*** Opening of Records to use ***
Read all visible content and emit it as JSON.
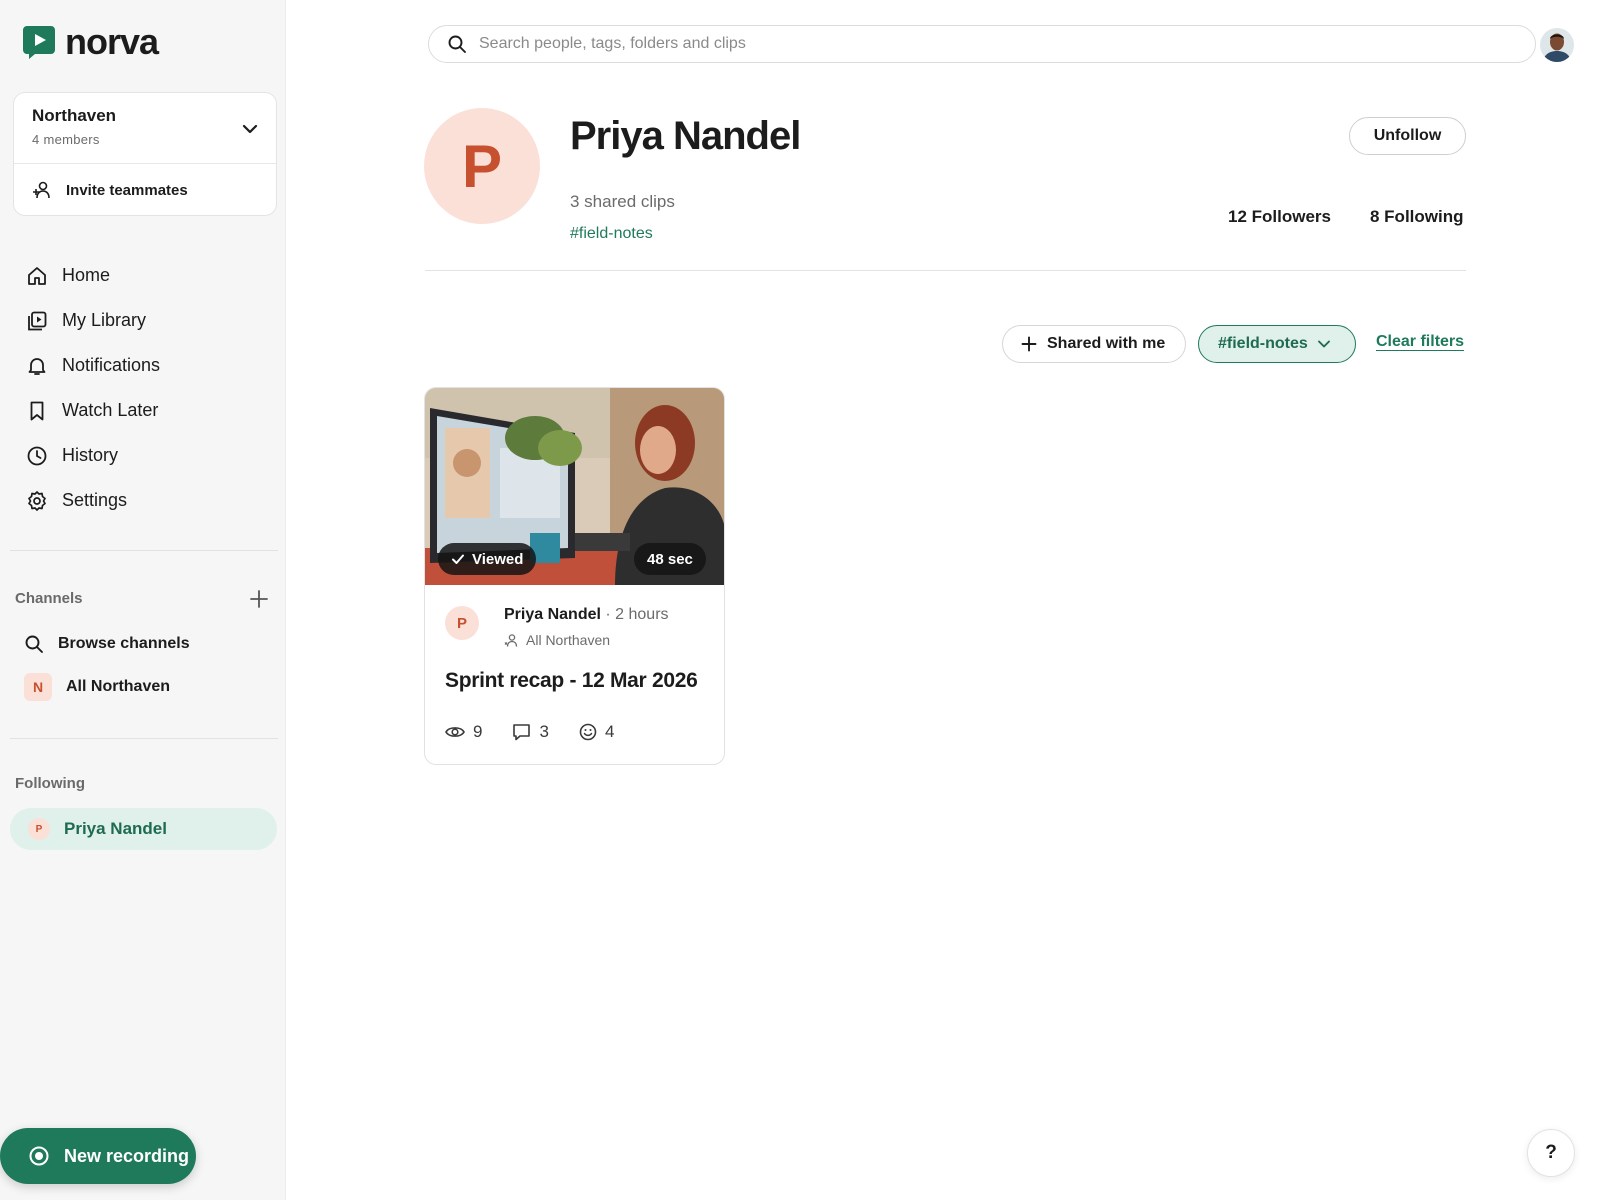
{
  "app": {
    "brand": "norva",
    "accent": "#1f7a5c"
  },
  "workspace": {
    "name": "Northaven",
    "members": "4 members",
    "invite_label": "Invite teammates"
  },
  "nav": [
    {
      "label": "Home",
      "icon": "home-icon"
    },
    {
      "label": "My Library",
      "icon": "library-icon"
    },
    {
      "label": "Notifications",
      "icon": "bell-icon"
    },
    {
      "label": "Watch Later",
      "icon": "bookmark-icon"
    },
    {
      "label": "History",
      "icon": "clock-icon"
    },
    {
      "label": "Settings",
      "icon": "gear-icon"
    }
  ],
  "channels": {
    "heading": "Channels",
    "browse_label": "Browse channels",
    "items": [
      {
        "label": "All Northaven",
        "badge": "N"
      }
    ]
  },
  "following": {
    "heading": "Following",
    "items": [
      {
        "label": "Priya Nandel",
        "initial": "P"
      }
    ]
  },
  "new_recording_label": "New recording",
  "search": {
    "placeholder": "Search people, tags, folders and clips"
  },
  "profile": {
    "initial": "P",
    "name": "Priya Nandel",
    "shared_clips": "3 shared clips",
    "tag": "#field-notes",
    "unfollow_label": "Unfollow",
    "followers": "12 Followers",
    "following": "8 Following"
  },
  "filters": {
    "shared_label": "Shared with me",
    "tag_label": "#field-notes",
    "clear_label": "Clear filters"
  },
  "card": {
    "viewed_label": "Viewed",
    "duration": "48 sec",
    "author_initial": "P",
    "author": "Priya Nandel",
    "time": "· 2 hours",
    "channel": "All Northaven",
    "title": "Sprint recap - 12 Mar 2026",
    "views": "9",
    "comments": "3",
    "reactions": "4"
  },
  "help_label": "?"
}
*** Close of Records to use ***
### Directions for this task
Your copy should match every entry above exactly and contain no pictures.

### Expected output
Read all visible content and emit it as JSON.
{
  "app": {
    "brand": "norva",
    "accent": "#1f7a5c"
  },
  "workspace": {
    "name": "Northaven",
    "members": "4 members",
    "invite_label": "Invite teammates"
  },
  "nav": [
    {
      "label": "Home",
      "icon": "home-icon"
    },
    {
      "label": "My Library",
      "icon": "library-icon"
    },
    {
      "label": "Notifications",
      "icon": "bell-icon"
    },
    {
      "label": "Watch Later",
      "icon": "bookmark-icon"
    },
    {
      "label": "History",
      "icon": "clock-icon"
    },
    {
      "label": "Settings",
      "icon": "gear-icon"
    }
  ],
  "channels": {
    "heading": "Channels",
    "browse_label": "Browse channels",
    "items": [
      {
        "label": "All Northaven",
        "badge": "N"
      }
    ]
  },
  "following": {
    "heading": "Following",
    "items": [
      {
        "label": "Priya Nandel",
        "initial": "P"
      }
    ]
  },
  "new_recording_label": "New recording",
  "search": {
    "placeholder": "Search people, tags, folders and clips"
  },
  "profile": {
    "initial": "P",
    "name": "Priya Nandel",
    "shared_clips": "3 shared clips",
    "tag": "#field-notes",
    "unfollow_label": "Unfollow",
    "followers": "12 Followers",
    "following": "8 Following"
  },
  "filters": {
    "shared_label": "Shared with me",
    "tag_label": "#field-notes",
    "clear_label": "Clear filters"
  },
  "card": {
    "viewed_label": "Viewed",
    "duration": "48 sec",
    "author_initial": "P",
    "author": "Priya Nandel",
    "time": "· 2 hours",
    "channel": "All Northaven",
    "title": "Sprint recap - 12 Mar 2026",
    "views": "9",
    "comments": "3",
    "reactions": "4"
  },
  "help_label": "?"
}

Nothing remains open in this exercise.